Easter was early this year and it certainly brought with it some glorious weather which has, to some extent, stayed with us for most of the time. This means that my plants for the Chelsea Flower Show have certainly moved on by leaps and bounds. One plant that definitely does respond quickly to the warm sunny weather is celery, and as it’s a bog plant in it’s natural environment, plenty of water together with the warmth and adequate ventilation will see the plants gallop ahead.
Easter was early this year and it certainly brought with it some glorious weather which has, to some extent, stayed with us for most of the time. This means that my plants for the Chelsea Flower Show have certainly moved on by leaps and bounds. The large greenhouse at Bangor where a full range of vegetables are growing is obviously heated and artificially lit for 16 hour per day. You would think therefore that the growing conditions they are in couldn’t possibly be improved upon. The fact is though that as soon as we have a few warm sunny days, the roof vents open up automatically and very often, depending on the temperature, to their full extent. The vents open right along the whole length of the greenhouse and at least two feet wide and when you walk into this growing environment, you can actually tell the difference. The plants even look better and they most certainly respond in a dramatic way to this constant exchange of air that is happening. We must therefore, in our own greenhouses at home, attempt to emulate the same growing conditions as I have in the larger houses. On nice sunny days, if you haven”t got any automatic vents, open up the windows wide to allow plenty of air to permeate through. And then in the evening, close them back up again until the weather really settles down at which point they can be left permanently open.

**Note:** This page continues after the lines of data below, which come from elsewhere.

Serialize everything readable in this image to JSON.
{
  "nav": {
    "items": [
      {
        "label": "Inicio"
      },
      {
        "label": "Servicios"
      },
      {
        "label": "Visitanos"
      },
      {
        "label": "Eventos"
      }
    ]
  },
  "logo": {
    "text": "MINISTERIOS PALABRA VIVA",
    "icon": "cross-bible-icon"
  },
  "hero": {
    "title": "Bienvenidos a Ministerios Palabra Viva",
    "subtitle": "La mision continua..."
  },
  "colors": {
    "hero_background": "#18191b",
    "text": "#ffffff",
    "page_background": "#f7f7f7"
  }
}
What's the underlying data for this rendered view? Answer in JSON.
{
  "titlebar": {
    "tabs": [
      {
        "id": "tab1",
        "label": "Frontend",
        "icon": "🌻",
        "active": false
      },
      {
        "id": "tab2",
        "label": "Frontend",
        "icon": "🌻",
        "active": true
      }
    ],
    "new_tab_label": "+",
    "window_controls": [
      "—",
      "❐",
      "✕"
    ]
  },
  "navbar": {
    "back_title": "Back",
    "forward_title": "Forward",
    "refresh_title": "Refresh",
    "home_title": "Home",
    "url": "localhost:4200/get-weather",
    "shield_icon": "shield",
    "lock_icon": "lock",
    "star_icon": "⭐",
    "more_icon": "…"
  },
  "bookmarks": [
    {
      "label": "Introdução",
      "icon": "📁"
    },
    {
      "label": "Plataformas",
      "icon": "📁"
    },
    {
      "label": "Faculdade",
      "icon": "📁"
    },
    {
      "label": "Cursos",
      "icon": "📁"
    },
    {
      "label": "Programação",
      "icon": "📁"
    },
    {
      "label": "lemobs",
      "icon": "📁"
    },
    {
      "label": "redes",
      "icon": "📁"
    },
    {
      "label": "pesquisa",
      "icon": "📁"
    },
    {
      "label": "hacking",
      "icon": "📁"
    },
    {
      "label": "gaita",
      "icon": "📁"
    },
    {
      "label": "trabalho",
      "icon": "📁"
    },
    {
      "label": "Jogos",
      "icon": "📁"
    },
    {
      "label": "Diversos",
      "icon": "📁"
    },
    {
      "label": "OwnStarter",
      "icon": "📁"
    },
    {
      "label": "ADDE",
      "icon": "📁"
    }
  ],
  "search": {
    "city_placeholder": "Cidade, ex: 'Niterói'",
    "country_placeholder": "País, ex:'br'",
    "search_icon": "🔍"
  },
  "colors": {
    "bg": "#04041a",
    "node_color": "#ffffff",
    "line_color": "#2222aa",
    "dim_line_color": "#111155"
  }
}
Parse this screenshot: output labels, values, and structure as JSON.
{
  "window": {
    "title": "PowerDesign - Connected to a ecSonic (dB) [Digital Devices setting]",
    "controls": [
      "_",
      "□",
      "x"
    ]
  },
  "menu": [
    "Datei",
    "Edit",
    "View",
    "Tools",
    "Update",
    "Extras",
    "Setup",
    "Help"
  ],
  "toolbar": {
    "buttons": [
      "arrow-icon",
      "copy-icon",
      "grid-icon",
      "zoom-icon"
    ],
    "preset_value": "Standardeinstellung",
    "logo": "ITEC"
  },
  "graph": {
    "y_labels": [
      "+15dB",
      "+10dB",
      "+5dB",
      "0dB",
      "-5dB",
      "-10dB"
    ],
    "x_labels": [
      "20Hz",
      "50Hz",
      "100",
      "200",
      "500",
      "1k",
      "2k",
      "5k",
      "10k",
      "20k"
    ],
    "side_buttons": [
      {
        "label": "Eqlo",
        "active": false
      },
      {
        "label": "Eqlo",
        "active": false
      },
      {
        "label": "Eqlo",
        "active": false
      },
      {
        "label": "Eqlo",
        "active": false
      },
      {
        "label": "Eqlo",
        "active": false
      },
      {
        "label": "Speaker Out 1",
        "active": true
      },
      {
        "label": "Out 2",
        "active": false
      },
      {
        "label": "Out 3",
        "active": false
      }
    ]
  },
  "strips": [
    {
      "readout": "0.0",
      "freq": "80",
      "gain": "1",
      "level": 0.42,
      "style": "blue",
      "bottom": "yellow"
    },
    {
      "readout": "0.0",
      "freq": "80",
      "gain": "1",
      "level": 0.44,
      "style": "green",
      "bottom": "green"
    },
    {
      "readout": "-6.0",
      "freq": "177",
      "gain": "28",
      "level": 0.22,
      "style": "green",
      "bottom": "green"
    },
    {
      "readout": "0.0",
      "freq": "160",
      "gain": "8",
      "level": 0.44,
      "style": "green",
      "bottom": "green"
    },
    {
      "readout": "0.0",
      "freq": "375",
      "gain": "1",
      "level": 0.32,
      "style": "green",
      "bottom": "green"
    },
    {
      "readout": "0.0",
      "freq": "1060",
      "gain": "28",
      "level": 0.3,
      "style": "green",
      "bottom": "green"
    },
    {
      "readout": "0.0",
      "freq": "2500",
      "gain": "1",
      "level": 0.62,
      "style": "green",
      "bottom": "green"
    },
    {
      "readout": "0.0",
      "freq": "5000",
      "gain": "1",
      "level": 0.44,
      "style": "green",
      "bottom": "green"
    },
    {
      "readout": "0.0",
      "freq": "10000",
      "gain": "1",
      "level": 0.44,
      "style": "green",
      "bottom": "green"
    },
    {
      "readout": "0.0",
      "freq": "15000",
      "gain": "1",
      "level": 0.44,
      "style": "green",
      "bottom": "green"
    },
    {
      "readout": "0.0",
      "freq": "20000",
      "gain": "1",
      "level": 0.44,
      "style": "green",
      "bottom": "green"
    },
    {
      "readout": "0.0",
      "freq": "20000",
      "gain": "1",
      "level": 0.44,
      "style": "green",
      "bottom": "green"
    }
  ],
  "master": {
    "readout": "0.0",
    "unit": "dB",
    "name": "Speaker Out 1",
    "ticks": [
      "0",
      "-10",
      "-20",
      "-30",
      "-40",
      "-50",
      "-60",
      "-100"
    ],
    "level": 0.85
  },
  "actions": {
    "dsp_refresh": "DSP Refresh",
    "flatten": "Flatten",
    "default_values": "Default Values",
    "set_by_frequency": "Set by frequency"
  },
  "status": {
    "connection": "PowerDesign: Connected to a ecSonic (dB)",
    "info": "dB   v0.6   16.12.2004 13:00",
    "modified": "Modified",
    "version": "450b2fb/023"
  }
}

One plant that definitely does respond quickly to the warm sunny weather is celery, and as it’s a bog plant in it’s natural environment, plenty of water together with the warmth and adequate ventilation will see the plants gallop ahead. The variety that I am growing this year is Morning Star F1, one of my own breeding lines that has done really well for me at Chelsea over the past two years and looks like it’s going to be excellent again this year. The plants are now in 2 litre pots which is close to a 6 inch pot and will be sufficient to sustain the plant until planting out time during the first week of May.
I have reduced the quantity of celery that I am growing down to fourteen heads which will be grown in one raised bed, 3 metres long and a metre wide. The beds were well manured late last Autumn and will now be given some fertiliser feed. 3 ounces to the square metre of Vitax Q4 will be given as well as 5 ounces of Nutrimate all well rotovated into the top nine inches or so of the bed. The surface area will then be raked level and the celery planted in two straight lines with the plants staggered in a domino fashion so as to make it easier to get at them for collaring. They won’t be collared just yet, the clips and split canes that I have supporting the petioles or stalks will remain with the plants for the next couple of weeks until the plant is well and truly established. Once I know that they are growing away, I shall give them a little scattering of some dried blood, this is a quick acting high nitrogen feed to really get the plant moving along as quickly as possible. Thereafter any feed that the plant gets will be in the form of Calcium Nitrate.
I have used calcium Nitrate regularly now for the past few years and I have to say that I haven’t had a touch of Heart rot since using it. Even in the greenhouses at Bangor where the celery plants are grown to maturity in plastic pots and often at high temperatures in April and May, I haven’t had any heart rot. It worth stating again that celery heart rot is not a disease but a cultural problem that comes about in effect because of the way we grow it. The young shoots growing out of the heart of the plant are extremely tender and soft and as we collar the petioles in order to extend them they become vulnerable to rotting. The tips of the young plants are lacking in calcium which is why they can very quickly rot off, applying Calcium Nitrate at the rate of 5 ml, or a level teaspoon, to a gallon of water will prevent this happening. The material is quite hard and takes time to dissolve I therefore like to dissolve it first by adding boiling water to it and then topping up with cold water. Trickle the mixture down the collar through into the heart and the soft tissue as well as applying it around the soil close to the stalk. What I have found is that it’s important to carry this out on a regular basis. I will therefore select one day of the week, usually Monday morning, and this task will then be carried out regularly every Monday morning right through the season.